So, instead of a tongue twister, let’s try to master the longest word in conversational Russian. This is an actual word, used all the time…especially in the domain of Russian tourism. Listen:
For the record that word has twenty-one letters. Here are just the first two syllables:
We’re going to learn it in four small chunks like that. And to make it sink in, I’m going to mix in review from previous episodes. Because that’s how memory works. You need delays between re-testing of new material. Before getting to that review, though…What were those first two syllables?
Started with a ‘D’…..до-сто
Good. And here are the next two:
So putting the first two parts together we have: до-сто–при-ме
And to get it fast, we can use the Consonant-vowel separation technique from the previous episode.
Right? We flatten all the vowels: duh-stuh-pruh-muh
Hit pause. Try to get that fast. Now let’s alternate. Just the consonants, and then we’ll being in the vowels.
Excellent. Okay, now here’s our review. So…Imagine you’ve just woken up. How should you greet your roommate?
You’re just had lunch with a friend and are parting ways. What’s the Russian equivalent for “See you later?”
Literally…what? Until the meeting.
And getting back to today’s new word…What did we learn of it so far? It started with a “duh” sound.
More review. Quick, what’s the Russian word for toy?
And again, today’s new word? The first half of it, anyway.
Alright. Now here’s the next part: ча-тель (“chah-til”)
And the final two syllables are: но-сти
So the second half was: чатель–ности
Let’s again focus on the consonants by flattening the vowels: chuh-tuh-nust-uh
Hit pause and try that on your own.
Notice just for fluency purposes I’m dropping the “L” from чатель….
So anyway, let’s get that going….chuh-tuh-nust-uh…then let’s bring in the vowels…чательности
And what was the first half again?
And the second half:
So, altogether now: достопримечательности
Phew! Now, what in heck does that word mean? Well, in New York City, the Empire State Building, the Statue of Liberty, Times Square, Central Park…those are just some of that city’s достопримечательности.
Can you tell me what the достопримечательности are in London? You have Buckingham palace, the Tower of London, Big Ben, the parliament building.
So, how would you translate the word достопримечательности? It’s “the main tourist sites”
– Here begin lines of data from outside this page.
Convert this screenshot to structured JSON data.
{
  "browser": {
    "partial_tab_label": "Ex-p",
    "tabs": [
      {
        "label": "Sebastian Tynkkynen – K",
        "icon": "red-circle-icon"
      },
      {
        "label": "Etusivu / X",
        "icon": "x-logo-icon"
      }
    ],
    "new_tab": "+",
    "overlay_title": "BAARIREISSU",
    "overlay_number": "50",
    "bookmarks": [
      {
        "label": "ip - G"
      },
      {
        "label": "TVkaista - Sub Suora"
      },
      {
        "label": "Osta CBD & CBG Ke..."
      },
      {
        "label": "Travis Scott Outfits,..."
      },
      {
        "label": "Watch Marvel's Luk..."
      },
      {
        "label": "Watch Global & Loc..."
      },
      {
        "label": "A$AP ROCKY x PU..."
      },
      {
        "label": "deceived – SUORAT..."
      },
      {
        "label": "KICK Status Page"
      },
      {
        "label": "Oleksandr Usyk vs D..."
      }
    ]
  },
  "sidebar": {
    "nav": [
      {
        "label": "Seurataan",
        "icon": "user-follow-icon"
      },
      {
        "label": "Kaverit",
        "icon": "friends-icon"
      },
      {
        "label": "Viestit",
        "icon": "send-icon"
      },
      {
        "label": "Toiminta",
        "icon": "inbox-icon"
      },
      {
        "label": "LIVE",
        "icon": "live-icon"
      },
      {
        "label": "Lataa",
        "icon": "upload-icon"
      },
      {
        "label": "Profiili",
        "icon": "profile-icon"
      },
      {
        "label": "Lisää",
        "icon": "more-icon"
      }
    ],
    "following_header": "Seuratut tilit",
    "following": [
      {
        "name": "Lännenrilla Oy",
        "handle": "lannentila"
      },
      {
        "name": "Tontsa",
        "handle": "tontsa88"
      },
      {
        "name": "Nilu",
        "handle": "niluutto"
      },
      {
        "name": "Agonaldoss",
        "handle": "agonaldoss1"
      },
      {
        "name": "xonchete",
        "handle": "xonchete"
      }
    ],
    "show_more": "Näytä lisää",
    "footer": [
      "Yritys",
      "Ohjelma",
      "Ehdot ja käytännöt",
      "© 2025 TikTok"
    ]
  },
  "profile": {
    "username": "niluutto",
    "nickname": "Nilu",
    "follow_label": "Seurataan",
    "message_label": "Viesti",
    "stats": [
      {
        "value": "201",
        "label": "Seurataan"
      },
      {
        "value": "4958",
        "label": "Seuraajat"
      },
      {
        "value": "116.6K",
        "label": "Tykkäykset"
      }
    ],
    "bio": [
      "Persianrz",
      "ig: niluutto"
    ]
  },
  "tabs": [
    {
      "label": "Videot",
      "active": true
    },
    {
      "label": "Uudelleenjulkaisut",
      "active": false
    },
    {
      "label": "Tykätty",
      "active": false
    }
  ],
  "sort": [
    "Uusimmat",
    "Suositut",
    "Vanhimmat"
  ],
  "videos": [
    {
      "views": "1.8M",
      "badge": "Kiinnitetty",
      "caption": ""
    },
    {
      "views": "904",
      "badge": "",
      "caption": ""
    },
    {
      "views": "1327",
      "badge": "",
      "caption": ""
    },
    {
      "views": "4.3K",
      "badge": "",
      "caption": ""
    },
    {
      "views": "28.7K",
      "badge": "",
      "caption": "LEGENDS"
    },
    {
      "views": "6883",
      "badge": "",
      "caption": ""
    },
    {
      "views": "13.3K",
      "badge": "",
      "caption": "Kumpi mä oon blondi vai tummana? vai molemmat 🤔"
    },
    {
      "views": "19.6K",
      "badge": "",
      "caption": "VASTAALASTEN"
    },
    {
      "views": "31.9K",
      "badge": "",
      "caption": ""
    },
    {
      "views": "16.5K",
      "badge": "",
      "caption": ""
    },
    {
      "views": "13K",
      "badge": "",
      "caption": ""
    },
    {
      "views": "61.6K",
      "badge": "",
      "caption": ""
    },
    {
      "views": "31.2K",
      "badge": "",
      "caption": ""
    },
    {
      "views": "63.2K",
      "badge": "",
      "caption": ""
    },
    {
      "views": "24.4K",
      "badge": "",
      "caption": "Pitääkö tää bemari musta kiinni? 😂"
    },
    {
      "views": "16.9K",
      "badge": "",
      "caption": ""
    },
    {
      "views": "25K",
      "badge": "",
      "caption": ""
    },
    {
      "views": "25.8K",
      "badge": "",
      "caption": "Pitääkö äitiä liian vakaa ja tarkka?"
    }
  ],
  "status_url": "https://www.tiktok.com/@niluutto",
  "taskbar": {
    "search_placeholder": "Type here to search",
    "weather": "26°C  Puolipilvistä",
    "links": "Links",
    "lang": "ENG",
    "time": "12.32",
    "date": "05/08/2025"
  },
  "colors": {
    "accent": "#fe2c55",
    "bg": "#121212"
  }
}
Quick sidetrack here. The word meaning “center” as in, the city center, the downtown area of a city…that word in Russian is a cognate. But it starts with a “ts” sound like at the end of the word “hits.” Listen?
And to say “in the center” it’s this: в центре
There’s a little “yeh” sound at the end.
So, with that in mind, imagine I’ve told the desk clerk in my hotel that I intend to see all the sights today. Сегодня я собираюсь увидеть все достопримечательности.
She might tell me…
Все достопримечательности находятся в центре.
Can you translate what she said? Listen again:
All the main tourist sites are located in the center.
Let’s do some more translating.
Where is the cashier located?
Где находится касса?
Меня зовут Полина.
Me they call Polina…in normal English: My name is Polina.
Tell her: Very pleasant…as in, It’s very pleasant to meet you.
You need to go but you’ll see her later. What do you say?
And finally, in Moscow: Lenin’s tomb, Red Square, St. Basil’s church….these are some of the…
what’s the word?
Alright, I’ll see you in the next episode. And in the meantime, if you want to focus on your conversational Russian skills, be sure to get my Russian Made Easy podcast.